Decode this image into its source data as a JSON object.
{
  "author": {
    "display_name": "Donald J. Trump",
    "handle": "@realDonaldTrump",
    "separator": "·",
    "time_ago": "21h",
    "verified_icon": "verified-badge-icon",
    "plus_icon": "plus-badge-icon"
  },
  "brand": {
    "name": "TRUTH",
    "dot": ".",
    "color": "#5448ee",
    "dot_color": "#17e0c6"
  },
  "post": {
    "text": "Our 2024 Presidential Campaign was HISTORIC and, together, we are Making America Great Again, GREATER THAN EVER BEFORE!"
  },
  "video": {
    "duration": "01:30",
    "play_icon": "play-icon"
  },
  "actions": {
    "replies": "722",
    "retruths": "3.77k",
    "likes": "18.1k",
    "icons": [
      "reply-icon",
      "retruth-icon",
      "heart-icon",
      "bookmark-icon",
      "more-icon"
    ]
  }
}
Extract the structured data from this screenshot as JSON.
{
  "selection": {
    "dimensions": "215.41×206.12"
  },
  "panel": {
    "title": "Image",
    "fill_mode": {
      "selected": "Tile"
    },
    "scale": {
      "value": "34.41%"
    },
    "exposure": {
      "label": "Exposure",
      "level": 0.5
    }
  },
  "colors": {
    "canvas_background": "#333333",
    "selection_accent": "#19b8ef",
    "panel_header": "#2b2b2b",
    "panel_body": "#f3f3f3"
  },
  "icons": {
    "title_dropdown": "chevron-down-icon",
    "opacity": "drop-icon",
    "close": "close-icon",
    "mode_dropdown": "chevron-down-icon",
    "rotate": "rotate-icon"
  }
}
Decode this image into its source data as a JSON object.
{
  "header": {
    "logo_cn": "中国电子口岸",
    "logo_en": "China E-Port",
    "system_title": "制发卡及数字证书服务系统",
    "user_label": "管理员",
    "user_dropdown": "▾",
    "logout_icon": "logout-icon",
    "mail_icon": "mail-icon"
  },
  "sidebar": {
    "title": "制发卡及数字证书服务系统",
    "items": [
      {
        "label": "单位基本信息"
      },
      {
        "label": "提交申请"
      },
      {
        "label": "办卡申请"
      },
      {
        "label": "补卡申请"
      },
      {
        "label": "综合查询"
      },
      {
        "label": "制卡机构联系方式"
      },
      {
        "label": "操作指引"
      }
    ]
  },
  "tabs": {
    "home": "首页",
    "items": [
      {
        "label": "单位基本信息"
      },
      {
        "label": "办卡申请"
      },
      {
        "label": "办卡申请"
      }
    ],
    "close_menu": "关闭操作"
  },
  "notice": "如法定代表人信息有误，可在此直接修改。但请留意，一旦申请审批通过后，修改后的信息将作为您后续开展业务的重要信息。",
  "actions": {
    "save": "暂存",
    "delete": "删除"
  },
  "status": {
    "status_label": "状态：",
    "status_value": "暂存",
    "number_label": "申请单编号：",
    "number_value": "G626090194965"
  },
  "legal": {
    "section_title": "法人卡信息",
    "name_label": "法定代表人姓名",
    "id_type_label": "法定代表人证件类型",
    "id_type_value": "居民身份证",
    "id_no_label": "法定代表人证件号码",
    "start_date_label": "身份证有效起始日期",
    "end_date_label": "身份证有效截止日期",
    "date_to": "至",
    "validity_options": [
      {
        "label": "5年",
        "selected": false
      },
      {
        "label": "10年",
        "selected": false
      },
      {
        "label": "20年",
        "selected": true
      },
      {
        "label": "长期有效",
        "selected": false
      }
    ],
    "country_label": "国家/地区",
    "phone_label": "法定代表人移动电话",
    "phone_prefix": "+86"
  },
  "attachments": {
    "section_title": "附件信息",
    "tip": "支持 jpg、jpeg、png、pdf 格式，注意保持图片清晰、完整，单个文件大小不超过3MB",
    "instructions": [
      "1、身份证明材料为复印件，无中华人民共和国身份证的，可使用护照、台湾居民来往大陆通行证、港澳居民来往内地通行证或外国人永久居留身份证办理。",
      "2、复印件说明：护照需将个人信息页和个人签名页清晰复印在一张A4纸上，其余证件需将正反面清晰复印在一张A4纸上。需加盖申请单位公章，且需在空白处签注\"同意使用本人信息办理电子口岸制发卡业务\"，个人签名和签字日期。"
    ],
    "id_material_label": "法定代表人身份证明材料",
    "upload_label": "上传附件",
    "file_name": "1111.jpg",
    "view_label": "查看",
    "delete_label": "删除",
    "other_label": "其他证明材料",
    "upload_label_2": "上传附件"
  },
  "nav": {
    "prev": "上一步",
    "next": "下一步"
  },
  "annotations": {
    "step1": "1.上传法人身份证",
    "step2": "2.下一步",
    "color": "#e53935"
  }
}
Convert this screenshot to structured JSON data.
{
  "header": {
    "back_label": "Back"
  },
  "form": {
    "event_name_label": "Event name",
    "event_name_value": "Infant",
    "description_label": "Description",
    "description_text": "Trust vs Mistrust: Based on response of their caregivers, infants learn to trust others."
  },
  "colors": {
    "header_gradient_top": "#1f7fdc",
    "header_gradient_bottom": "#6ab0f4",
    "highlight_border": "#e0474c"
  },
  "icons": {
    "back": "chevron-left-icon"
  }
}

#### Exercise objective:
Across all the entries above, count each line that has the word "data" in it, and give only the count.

#### Output below:
4